**PROMPT**. Once you have read the data below, please repeat all of it exactly.
..............................
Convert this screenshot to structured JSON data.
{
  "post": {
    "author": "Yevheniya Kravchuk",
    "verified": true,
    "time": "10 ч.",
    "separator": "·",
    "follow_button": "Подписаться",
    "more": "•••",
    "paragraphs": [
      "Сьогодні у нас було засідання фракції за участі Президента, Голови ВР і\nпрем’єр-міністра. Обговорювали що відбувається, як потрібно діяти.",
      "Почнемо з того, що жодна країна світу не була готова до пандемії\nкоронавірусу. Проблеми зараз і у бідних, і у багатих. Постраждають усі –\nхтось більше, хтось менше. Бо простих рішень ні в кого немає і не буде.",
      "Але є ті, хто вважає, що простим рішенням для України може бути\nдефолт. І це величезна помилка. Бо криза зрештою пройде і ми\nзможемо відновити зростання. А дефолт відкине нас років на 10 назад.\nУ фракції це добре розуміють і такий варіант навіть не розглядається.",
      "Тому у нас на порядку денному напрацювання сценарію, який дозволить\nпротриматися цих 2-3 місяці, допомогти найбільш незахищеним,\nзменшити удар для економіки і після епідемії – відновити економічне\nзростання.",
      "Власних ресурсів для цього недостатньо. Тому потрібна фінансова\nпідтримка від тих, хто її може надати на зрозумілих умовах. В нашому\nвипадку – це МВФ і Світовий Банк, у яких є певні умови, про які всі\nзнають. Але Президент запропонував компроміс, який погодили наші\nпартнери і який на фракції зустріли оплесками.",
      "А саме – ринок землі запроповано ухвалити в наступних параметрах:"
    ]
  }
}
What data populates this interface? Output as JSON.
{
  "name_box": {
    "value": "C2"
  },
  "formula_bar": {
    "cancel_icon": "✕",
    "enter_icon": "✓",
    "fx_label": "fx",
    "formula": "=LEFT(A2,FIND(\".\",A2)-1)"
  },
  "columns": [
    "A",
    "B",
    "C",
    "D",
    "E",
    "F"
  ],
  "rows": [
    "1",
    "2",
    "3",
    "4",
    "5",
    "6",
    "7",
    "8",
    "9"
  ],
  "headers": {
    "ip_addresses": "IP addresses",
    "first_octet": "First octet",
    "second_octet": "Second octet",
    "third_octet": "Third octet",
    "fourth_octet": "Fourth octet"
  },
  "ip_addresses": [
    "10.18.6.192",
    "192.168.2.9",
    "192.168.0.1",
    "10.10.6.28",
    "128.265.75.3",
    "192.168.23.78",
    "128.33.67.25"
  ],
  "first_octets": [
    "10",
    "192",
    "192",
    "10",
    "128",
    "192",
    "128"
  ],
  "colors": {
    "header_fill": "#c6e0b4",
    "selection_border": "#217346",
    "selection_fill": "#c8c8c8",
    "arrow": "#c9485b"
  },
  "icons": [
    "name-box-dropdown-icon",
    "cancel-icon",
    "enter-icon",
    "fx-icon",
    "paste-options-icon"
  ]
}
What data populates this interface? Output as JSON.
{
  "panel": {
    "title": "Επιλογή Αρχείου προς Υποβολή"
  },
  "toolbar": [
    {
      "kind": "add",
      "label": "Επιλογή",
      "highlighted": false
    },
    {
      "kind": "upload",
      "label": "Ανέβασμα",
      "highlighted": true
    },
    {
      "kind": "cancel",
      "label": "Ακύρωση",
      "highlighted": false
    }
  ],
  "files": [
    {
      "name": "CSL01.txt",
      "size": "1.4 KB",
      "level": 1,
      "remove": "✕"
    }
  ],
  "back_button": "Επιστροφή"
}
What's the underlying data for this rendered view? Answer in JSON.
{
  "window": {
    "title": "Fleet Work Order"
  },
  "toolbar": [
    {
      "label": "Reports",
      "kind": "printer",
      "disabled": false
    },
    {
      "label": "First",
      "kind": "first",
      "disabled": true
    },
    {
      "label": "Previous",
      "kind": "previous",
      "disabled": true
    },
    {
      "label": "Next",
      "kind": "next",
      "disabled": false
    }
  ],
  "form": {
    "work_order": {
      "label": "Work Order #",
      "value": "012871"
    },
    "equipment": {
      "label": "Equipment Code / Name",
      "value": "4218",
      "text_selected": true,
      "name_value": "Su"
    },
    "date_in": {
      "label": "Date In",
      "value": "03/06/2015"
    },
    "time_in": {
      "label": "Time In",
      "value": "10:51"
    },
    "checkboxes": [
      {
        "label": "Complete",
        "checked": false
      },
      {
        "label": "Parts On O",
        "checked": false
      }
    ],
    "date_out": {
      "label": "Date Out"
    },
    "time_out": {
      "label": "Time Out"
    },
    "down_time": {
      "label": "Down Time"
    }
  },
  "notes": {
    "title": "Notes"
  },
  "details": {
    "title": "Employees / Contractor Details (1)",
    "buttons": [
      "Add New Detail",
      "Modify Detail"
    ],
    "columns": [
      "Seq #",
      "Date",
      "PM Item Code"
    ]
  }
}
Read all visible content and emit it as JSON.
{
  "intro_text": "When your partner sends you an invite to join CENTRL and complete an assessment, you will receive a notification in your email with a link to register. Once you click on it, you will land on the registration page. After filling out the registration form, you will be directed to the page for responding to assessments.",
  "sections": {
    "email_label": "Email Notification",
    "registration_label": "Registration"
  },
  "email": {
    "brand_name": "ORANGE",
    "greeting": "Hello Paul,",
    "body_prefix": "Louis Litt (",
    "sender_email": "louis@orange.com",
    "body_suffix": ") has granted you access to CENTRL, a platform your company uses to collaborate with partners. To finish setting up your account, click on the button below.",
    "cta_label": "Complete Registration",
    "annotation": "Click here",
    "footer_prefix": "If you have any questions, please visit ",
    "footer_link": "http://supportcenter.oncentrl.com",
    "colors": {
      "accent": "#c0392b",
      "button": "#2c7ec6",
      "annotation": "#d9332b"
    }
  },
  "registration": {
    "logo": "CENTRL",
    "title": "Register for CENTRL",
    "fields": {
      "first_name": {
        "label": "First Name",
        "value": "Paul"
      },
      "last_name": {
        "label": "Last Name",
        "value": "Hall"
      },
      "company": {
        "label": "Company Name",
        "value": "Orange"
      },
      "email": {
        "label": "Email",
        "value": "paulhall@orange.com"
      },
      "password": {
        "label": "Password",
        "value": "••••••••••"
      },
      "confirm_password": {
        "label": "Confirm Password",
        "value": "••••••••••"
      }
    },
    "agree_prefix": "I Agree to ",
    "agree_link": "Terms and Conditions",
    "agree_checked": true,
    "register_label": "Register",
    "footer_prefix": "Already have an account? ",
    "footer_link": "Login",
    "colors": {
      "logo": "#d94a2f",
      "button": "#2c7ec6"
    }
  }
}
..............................
**REPLY**.
Convert this screenshot to structured JSON data.
{
  "post": {
    "author": "Yevheniya Kravchuk",
    "verified": true,
    "time": "10 ч.",
    "separator": "·",
    "follow_button": "Подписаться",
    "more": "•••",
    "paragraphs": [
      "Сьогодні у нас було засідання фракції за участі Президента, Голови ВР і\nпрем’єр-міністра. Обговорювали що відбувається, як потрібно діяти.",
      "Почнемо з того, що жодна країна світу не була готова до пандемії\nкоронавірусу. Проблеми зараз і у бідних, і у багатих. Постраждають усі –\nхтось більше, хтось менше. Бо простих рішень ні в кого немає і не буде.",
      "Але є ті, хто вважає, що простим рішенням для України може бути\nдефолт. І це величезна помилка. Бо криза зрештою пройде і ми\nзможемо відновити зростання. А дефолт відкине нас років на 10 назад.\nУ фракції це добре розуміють і такий варіант навіть не розглядається.",
      "Тому у нас на порядку денному напрацювання сценарію, який дозволить\nпротриматися цих 2-3 місяці, допомогти найбільш незахищеним,\nзменшити удар для економіки і після епідемії – відновити економічне\nзростання.",
      "Власних ресурсів для цього недостатньо. Тому потрібна фінансова\nпідтримка від тих, хто її може надати на зрозумілих умовах. В нашому\nвипадку – це МВФ і Світовий Банк, у яких є певні умови, про які всі\nзнають. Але Президент запропонував компроміс, який погодили наші\nпартнери і який на фракції зустріли оплесками.",
      "А саме – ринок землі запроповано ухвалити в наступних параметрах:"
    ]
  }
}
What data populates this interface? Output as JSON.
{
  "name_box": {
    "value": "C2"
  },
  "formula_bar": {
    "cancel_icon": "✕",
    "enter_icon": "✓",
    "fx_label": "fx",
    "formula": "=LEFT(A2,FIND(\".\",A2)-1)"
  },
  "columns": [
    "A",
    "B",
    "C",
    "D",
    "E",
    "F"
  ],
  "rows": [
    "1",
    "2",
    "3",
    "4",
    "5",
    "6",
    "7",
    "8",
    "9"
  ],
  "headers": {
    "ip_addresses": "IP addresses",
    "first_octet": "First octet",
    "second_octet": "Second octet",
    "third_octet": "Third octet",
    "fourth_octet": "Fourth octet"
  },
  "ip_addresses": [
    "10.18.6.192",
    "192.168.2.9",
    "192.168.0.1",
    "10.10.6.28",
    "128.265.75.3",
    "192.168.23.78",
    "128.33.67.25"
  ],
  "first_octets": [
    "10",
    "192",
    "192",
    "10",
    "128",
    "192",
    "128"
  ],
  "colors": {
    "header_fill": "#c6e0b4",
    "selection_border": "#217346",
    "selection_fill": "#c8c8c8",
    "arrow": "#c9485b"
  },
  "icons": [
    "name-box-dropdown-icon",
    "cancel-icon",
    "enter-icon",
    "fx-icon",
    "paste-options-icon"
  ]
}
What data populates this interface? Output as JSON.
{
  "panel": {
    "title": "Επιλογή Αρχείου προς Υποβολή"
  },
  "toolbar": [
    {
      "kind": "add",
      "label": "Επιλογή",
      "highlighted": false
    },
    {
      "kind": "upload",
      "label": "Ανέβασμα",
      "highlighted": true
    },
    {
      "kind": "cancel",
      "label": "Ακύρωση",
      "highlighted": false
    }
  ],
  "files": [
    {
      "name": "CSL01.txt",
      "size": "1.4 KB",
      "level": 1,
      "remove": "✕"
    }
  ],
  "back_button": "Επιστροφή"
}
What's the underlying data for this rendered view? Answer in JSON.
{
  "window": {
    "title": "Fleet Work Order"
  },
  "toolbar": [
    {
      "label": "Reports",
      "kind": "printer",
      "disabled": false
    },
    {
      "label": "First",
      "kind": "first",
      "disabled": true
    },
    {
      "label": "Previous",
      "kind": "previous",
      "disabled": true
    },
    {
      "label": "Next",
      "kind": "next",
      "disabled": false
    }
  ],
  "form": {
    "work_order": {
      "label": "Work Order #",
      "value": "012871"
    },
    "equipment": {
      "label": "Equipment Code / Name",
      "value": "4218",
      "text_selected": true,
      "name_value": "Su"
    },
    "date_in": {
      "label": "Date In",
      "value": "03/06/2015"
    },
    "time_in": {
      "label": "Time In",
      "value": "10:51"
    },
    "checkboxes": [
      {
        "label": "Complete",
        "checked": false
      },
      {
        "label": "Parts On O",
        "checked": false
      }
    ],
    "date_out": {
      "label": "Date Out"
    },
    "time_out": {
      "label": "Time Out"
    },
    "down_time": {
      "label": "Down Time"
    }
  },
  "notes": {
    "title": "Notes"
  },
  "details": {
    "title": "Employees / Contractor Details (1)",
    "buttons": [
      "Add New Detail",
      "Modify Detail"
    ],
    "columns": [
      "Seq #",
      "Date",
      "PM Item Code"
    ]
  }
}
Read all visible content and emit it as JSON.
{
  "intro_text": "When your partner sends you an invite to join CENTRL and complete an assessment, you will receive a notification in your email with a link to register. Once you click on it, you will land on the registration page. After filling out the registration form, you will be directed to the page for responding to assessments.",
  "sections": {
    "email_label": "Email Notification",
    "registration_label": "Registration"
  },
  "email": {
    "brand_name": "ORANGE",
    "greeting": "Hello Paul,",
    "body_prefix": "Louis Litt (",
    "sender_email": "louis@orange.com",
    "body_suffix": ") has granted you access to CENTRL, a platform your company uses to collaborate with partners. To finish setting up your account, click on the button below.",
    "cta_label": "Complete Registration",
    "annotation": "Click here",
    "footer_prefix": "If you have any questions, please visit ",
    "footer_link": "http://supportcenter.oncentrl.com",
    "colors": {
      "accent": "#c0392b",
      "button": "#2c7ec6",
      "annotation": "#d9332b"
    }
  },
  "registration": {
    "logo": "CENTRL",
    "title": "Register for CENTRL",
    "fields": {
      "first_name": {
        "label": "First Name",
        "value": "Paul"
      },
      "last_name": {
        "label": "Last Name",
        "value": "Hall"
      },
      "company": {
        "label": "Company Name",
        "value": "Orange"
      },
      "email": {
        "label": "Email",
        "value": "paulhall@orange.com"
      },
      "password": {
        "label": "Password",
        "value": "••••••••••"
      },
      "confirm_password": {
        "label": "Confirm Password",
        "value": "••••••••••"
      }
    },
    "agree_prefix": "I Agree to ",
    "agree_link": "Terms and Conditions",
    "agree_checked": true,
    "register_label": "Register",
    "footer_prefix": "Already have an account? ",
    "footer_link": "Login",
    "colors": {
      "logo": "#d94a2f",
      "button": "#2c7ec6"
    }
  }
}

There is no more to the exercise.